● Task instructions
What you produce should match the records below precisely, except that images are removed.

[Page and application data records]
<<<<
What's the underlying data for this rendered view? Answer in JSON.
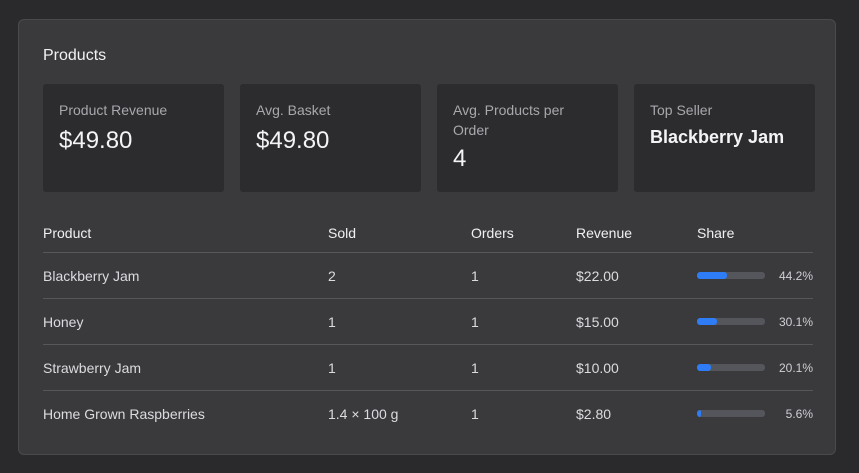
{
  "panel": {
    "title": "Products"
  },
  "cards": [
    {
      "label": "Product Revenue",
      "value": "$49.80"
    },
    {
      "label": "Avg. Basket",
      "value": "$49.80"
    },
    {
      "label": "Avg. Products per Order",
      "value": "4"
    },
    {
      "label": "Top Seller",
      "value": "Blackberry Jam"
    }
  ],
  "table": {
    "headers": {
      "product": "Product",
      "sold": "Sold",
      "orders": "Orders",
      "revenue": "Revenue",
      "share": "Share"
    },
    "rows": [
      {
        "product": "Blackberry Jam",
        "sold": "2",
        "orders": "1",
        "revenue": "$22.00",
        "share": "44.2%",
        "share_value": 0.442
      },
      {
        "product": "Honey",
        "sold": "1",
        "orders": "1",
        "revenue": "$15.00",
        "share": "30.1%",
        "share_value": 0.301
      },
      {
        "product": "Strawberry Jam",
        "sold": "1",
        "orders": "1",
        "revenue": "$10.00",
        "share": "20.1%",
        "share_value": 0.201
      },
      {
        "product": "Home Grown Raspberries",
        "sold": "1.4 × 100 g",
        "orders": "1",
        "revenue": "$2.80",
        "share": "5.6%",
        "share_value": 0.056
      }
    ]
  },
  "colors": {
    "page_background": "#2a2a2c",
    "panel_background": "#3a3a3d",
    "card_background": "#2c2c2e",
    "accent": "#2f7df6",
    "bar_track": "#55555c"
  }
}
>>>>
● Finished task
What's the underlying data for this rendered view? Answer in JSON.
{
  "panel": {
    "title": "Products"
  },
  "cards": [
    {
      "label": "Product Revenue",
      "value": "$49.80"
    },
    {
      "label": "Avg. Basket",
      "value": "$49.80"
    },
    {
      "label": "Avg. Products per Order",
      "value": "4"
    },
    {
      "label": "Top Seller",
      "value": "Blackberry Jam"
    }
  ],
  "table": {
    "headers": {
      "product": "Product",
      "sold": "Sold",
      "orders": "Orders",
      "revenue": "Revenue",
      "share": "Share"
    },
    "rows": [
      {
        "product": "Blackberry Jam",
        "sold": "2",
        "orders": "1",
        "revenue": "$22.00",
        "share": "44.2%",
        "share_value": 0.442
      },
      {
        "product": "Honey",
        "sold": "1",
        "orders": "1",
        "revenue": "$15.00",
        "share": "30.1%",
        "share_value": 0.301
      },
      {
        "product": "Strawberry Jam",
        "sold": "1",
        "orders": "1",
        "revenue": "$10.00",
        "share": "20.1%",
        "share_value": 0.201
      },
      {
        "product": "Home Grown Raspberries",
        "sold": "1.4 × 100 g",
        "orders": "1",
        "revenue": "$2.80",
        "share": "5.6%",
        "share_value": 0.056
      }
    ]
  },
  "colors": {
    "page_background": "#2a2a2c",
    "panel_background": "#3a3a3d",
    "card_background": "#2c2c2e",
    "accent": "#2f7df6",
    "bar_track": "#55555c"
  }
}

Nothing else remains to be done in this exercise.